“This is new and very exciting,” Posnanski said of Sports On Earth. “Perhaps the best thing is that we’re not saddled with any legacy issues. We literally had a blank board on what we wanted this to be.”

The Whistle, the startup sports content developer aimed at youth audiences, has struck a cross-platform content and distribution agreement with U.S. Soccer, extending a run of alignments with sports properties and governing bodies.

Following a deal struck last month with the U.S. Olympic Committee, The Whistle will create a series of shows highlighting the U.S. men’s and women’s national soccer teams using both newly created and archival footage. Content will appear on platforms including NBC Sports Network,, YouTube and channels distributed through video gaming consoles such as Xbox 360.

Financial terms were not disclosed, but similar to the USOC deal, The Whistle paid Chicago-based U.S. Soccer a licensing fee to gain access to the U.S. Soccer content. Slated for a formal launch Sept. 21, The Whistle is targeting youths ages 6 to 16 and is backed by sports industry luminaries and pro athletes.

“We’re continuing to surround ourselves with top-flight sports brands, and connection to the national teams in a huge sport with kids like soccer is absolutely critical for us,” said Jeff Urban, The Whistle co-founder and chief marketing officer.

The Whistle earlier this year partnered with the NFL. More partnerships with sports properties are in the works, Urban said.
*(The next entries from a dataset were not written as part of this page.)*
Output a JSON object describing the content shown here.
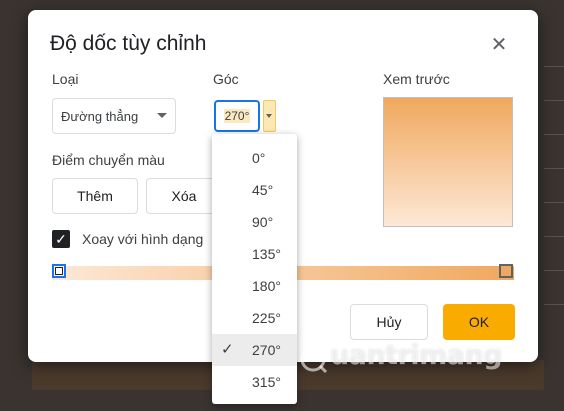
{
  "dialog": {
    "title": "Độ dốc tùy chỉnh",
    "close_icon": "close-icon"
  },
  "type": {
    "label": "Loại",
    "selected": "Đường thẳng"
  },
  "angle": {
    "label": "Góc",
    "value": "270°",
    "options": [
      "0°",
      "45°",
      "90°",
      "135°",
      "180°",
      "225°",
      "270°",
      "315°"
    ],
    "selected_index": 6
  },
  "preview": {
    "label": "Xem trước"
  },
  "stops": {
    "label": "Điểm chuyển màu",
    "add_label": "Thêm",
    "delete_label": "Xóa"
  },
  "rotate": {
    "label": "Xoay với hình dạng",
    "checked": true
  },
  "gradient": {
    "start_color": "#fde8d6",
    "end_color": "#f0a85e"
  },
  "actions": {
    "cancel_label": "Hủy",
    "ok_label": "OK"
  },
  "colors": {
    "accent": "#1a73e8",
    "ok_button": "#f9ab00"
  },
  "watermark": {
    "text": "uantrimang"
  }
}
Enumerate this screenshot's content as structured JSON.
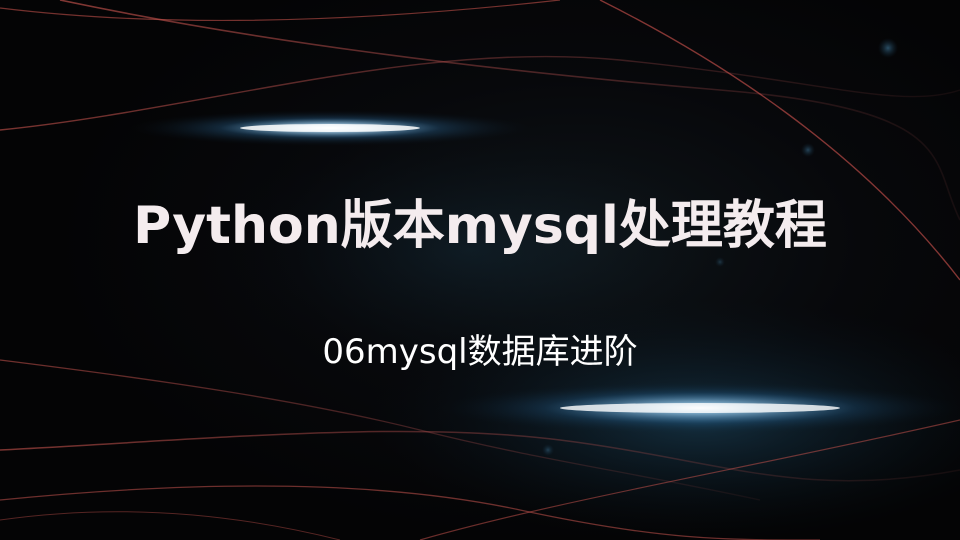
{
  "slide": {
    "title": "Python版本mysql处理教程",
    "subtitle": "06mysql数据库进阶"
  },
  "colors": {
    "background": "#050507",
    "title_text": "#f4ecee",
    "subtitle_text": "#ffffff",
    "glow": "#8fd0ff",
    "light_streak": "#c0504a"
  }
}
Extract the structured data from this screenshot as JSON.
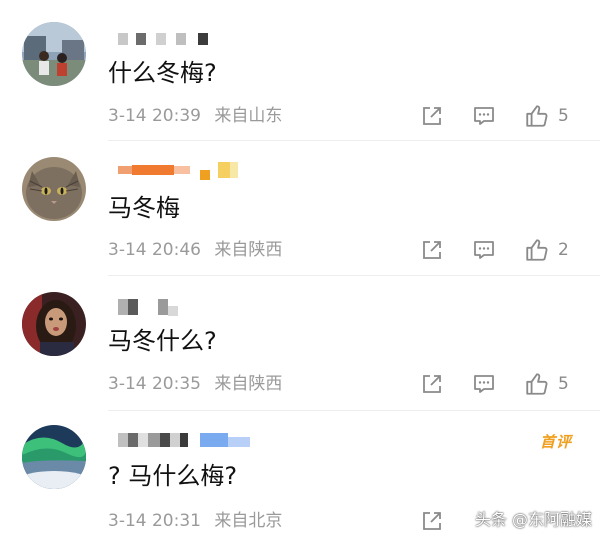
{
  "comments": [
    {
      "text": "什么冬梅?",
      "date": "3-14 20:39",
      "location": "来自山东",
      "likes": "5",
      "badge": ""
    },
    {
      "text": "马冬梅",
      "date": "3-14 20:46",
      "location": "来自陕西",
      "likes": "2",
      "badge": ""
    },
    {
      "text": "马冬什么?",
      "date": "3-14 20:35",
      "location": "来自陕西",
      "likes": "5",
      "badge": ""
    },
    {
      "text": "? 马什么梅?",
      "date": "3-14 20:31",
      "location": "来自北京",
      "likes": "",
      "badge": "首评"
    }
  ],
  "icons": {
    "share": "share-icon",
    "comment": "comment-icon",
    "like": "thumbs-up-icon"
  },
  "watermark": "头条 @东阿融媒",
  "colors": {
    "meta_text": "#9a9a9a",
    "icon": "#8a8a8a",
    "badge": "#f0a020"
  }
}
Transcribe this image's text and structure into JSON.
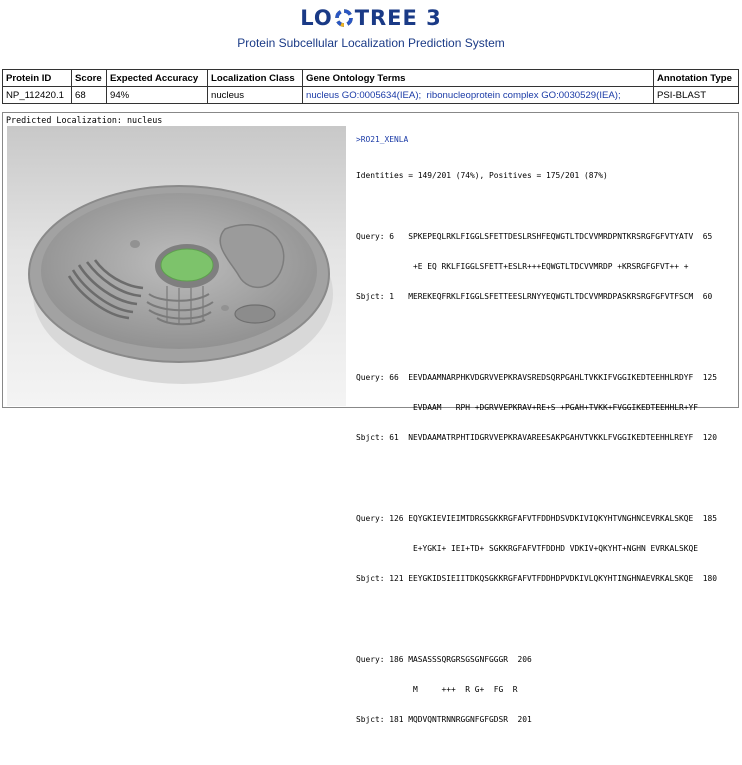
{
  "app": {
    "logo_left": "LO",
    "logo_right": "TREE 3",
    "subtitle": "Protein Subcellular Localization Prediction System"
  },
  "results_table": {
    "headers": [
      "Protein ID",
      "Score",
      "Expected Accuracy",
      "Localization Class",
      "Gene Ontology Terms",
      "Annotation Type"
    ],
    "row": {
      "protein_id": "NP_112420.1",
      "score": "68",
      "expected_accuracy": "94%",
      "localization_class": "nucleus",
      "go_term_1": "nucleus GO:0005634(IEA);",
      "go_term_2": "ribonucleoprotein complex GO:0030529(IEA);",
      "annotation_type": "PSI-BLAST"
    }
  },
  "visualization": {
    "label": "Predicted Localization: nucleus",
    "highlight_color": "#7dc36b"
  },
  "alignment": {
    "header": ">RO21_XENLA",
    "identities": "Identities = 149/201 (74%), Positives = 175/201 (87%)",
    "blocks": [
      {
        "query": "Query: 6   SPKEPEQLRKLFIGGLSFETTDESLRSHFEQWGTLTDCVVMRDPNTKRSRGFGFVTYATV  65",
        "mid": "            +E EQ RKLFIGGLSFETT+ESLR+++EQWGTLTDCVVMRDP +KRSRGFGFVT++ +",
        "sbjct": "Sbjct: 1   MEREKEQFRKLFIGGLSFETTEESLRNYYEQWGTLTDCVVMRDPASKRSRGFGFVTFSCM  60"
      },
      {
        "query": "Query: 66  EEVDAAMNARPHKVDGRVVEPKRAVSREDSQRPGAHLTVKKIFVGGIKEDTEEHHLRDYF  125",
        "mid": "            EVDAAM   RPH +DGRVVEPKRAV+RE+S +PGAH+TVKK+FVGGIKEDTEEHHLR+YF",
        "sbjct": "Sbjct: 61  NEVDAAMATRPHTIDGRVVEPKRAVAREESAKPGAHVTVKKLFVGGIKEDTEEHHLREYF  120"
      },
      {
        "query": "Query: 126 EQYGKIEVIEIMTDRGSGKKRGFAFVTFDDHDSVDKIVIQKYHTVNGHNCEVRKALSKQE  185",
        "mid": "            E+YGKI+ IEI+TD+ SGKKRGFAFVTFDDHD VDKIV+QKYHT+NGHN EVRKALSKQE",
        "sbjct": "Sbjct: 121 EEYGKIDSIEIITDKQSGKKRGFAFVTFDDHDPVDKIVLQKYHTINGHNAEVRKALSKQE  180"
      },
      {
        "query": "Query: 186 MASASSSQRGRSGSGNFGGGR  206",
        "mid": "            M     +++  R G+  FG  R",
        "sbjct": "Sbjct: 181 MQDVQNTRNNRGGNFGFGDSR  201"
      }
    ]
  }
}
“This relationship allows us to connect the national teams better with younger fans and expand our demos,” said Michael Gressle, U.S. Soccer director of marketing, information technology, communications and events. “We do well in those core 18-34, 18-44, demos, but this allows us to expand the field.”